As Brennan observed, any sensible accounting of terrorism should include “all incidents that appear to be … directed at noncombatants and are politically motivated.” Thus, though there will be adherence to the old definition of IT where it is still statutorily mandated (e.g., in the annual report), the NCTC has voluntarily taken on the duty to count all such incidents, providing a more realistic appraisal of the state of global terrorism.
In addition, it is committed to making that information available to the public, and in a user-friendly manner. Illustrative of an obvious plan for public release that long predated the actual public release, what NCTC published last Wednesday was an impressive, thoughtfully arranged, 92-page report. And it was not just made available to select congressional committees and the media. NCTC partnered with the Memorial Institute for the Prevention of Terrorism (a nonprofit organization begun after the Oklahoma City bombing) to provide the report to the public through MIPT’s website. NCTC’s report can thus be accessed here.
In my mind, Zelikow and Brennan were unduly resistant to the notion that a spike in the number of recognized terrorist incidents is indicative of an actual increase in global terrorism. There is admittedly some force to their contention that we should avoid confusing the reality of terrorism with our method for measuring it (i.e., the old philosopher’s fallacy of conflating ontology and epistemology). Yes, if our method has improved, as it has, we may well register more incidents without there actually being more terrorism.
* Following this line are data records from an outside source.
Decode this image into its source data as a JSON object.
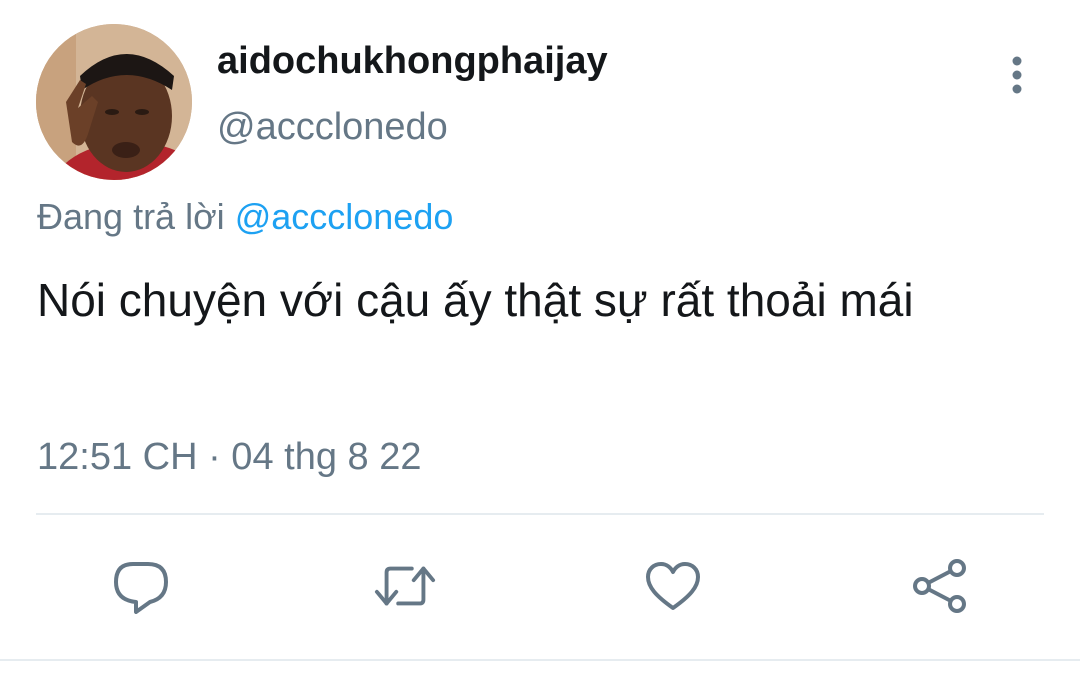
{
  "author": {
    "display_name": "aidochukhongphaijay",
    "handle": "@accclonedo",
    "avatar_icon": "profile-photo"
  },
  "reply": {
    "prefix": "Đang trả lời",
    "mention": "@accclonedo"
  },
  "tweet": {
    "text": "Nói chuyện với cậu ấy thật sự rất thoải mái",
    "timestamp": "12:51 CH · 04 thg 8 22"
  },
  "actions": [
    {
      "name": "reply",
      "icon": "comment-icon"
    },
    {
      "name": "retweet",
      "icon": "retweet-icon"
    },
    {
      "name": "like",
      "icon": "heart-icon"
    },
    {
      "name": "share",
      "icon": "share-icon"
    }
  ],
  "colors": {
    "primary_text": "#14171a",
    "secondary_text": "#657786",
    "mention": "#1da1f2",
    "divider": "#e6ecf0"
  }
}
And yes, counting incidents can be misleading since one may have few casualties while another has thousands, yet both count equally as “incidents.”
But that said, when the number of recorded incidents goes up over 300 percent, when the number of recognized casualties jumps starkly, and when the numbers seem to be increasing in places (like Iraq) where you have independent good reason to think terror is on the rise, that is a pretty good indication that terror, in fact, is on the rise.
We should not be defensive about that. Terror globally is up, but because our counterterrorism efforts are also dramatically up, American national security–which should be our primary concern–is better, with no domestic attacks, Saddam gone, the Taliban gone, cooperation from the Saudis, the Sudanese, and the Libyans up (even if not yet satisfactory), and al Qaeda’s capacity to project force severely damaged.
On that score, Zelikow’s incisive and sober assessment marked a refreshing departure from State’s prior years of spinning the global numbers as a barometer of national success. Asked what an increase to 651 recognized attacks in 2004 from 175 in 2003 “tell[s] us about the war on terror,” he replied, “[T]he short answer is it doesn’t tell us anything about the war on terror. The statistics are simply not valid for any inference about the progress, either good or bad, of American policy.” Amen.
–Andrew C. McCarthy, who led the 1995 terrorism prosecution against Sheik Omar Abdel Rahman and eleven others, is a senior fellow at the Foundation for the Defense of Democracies.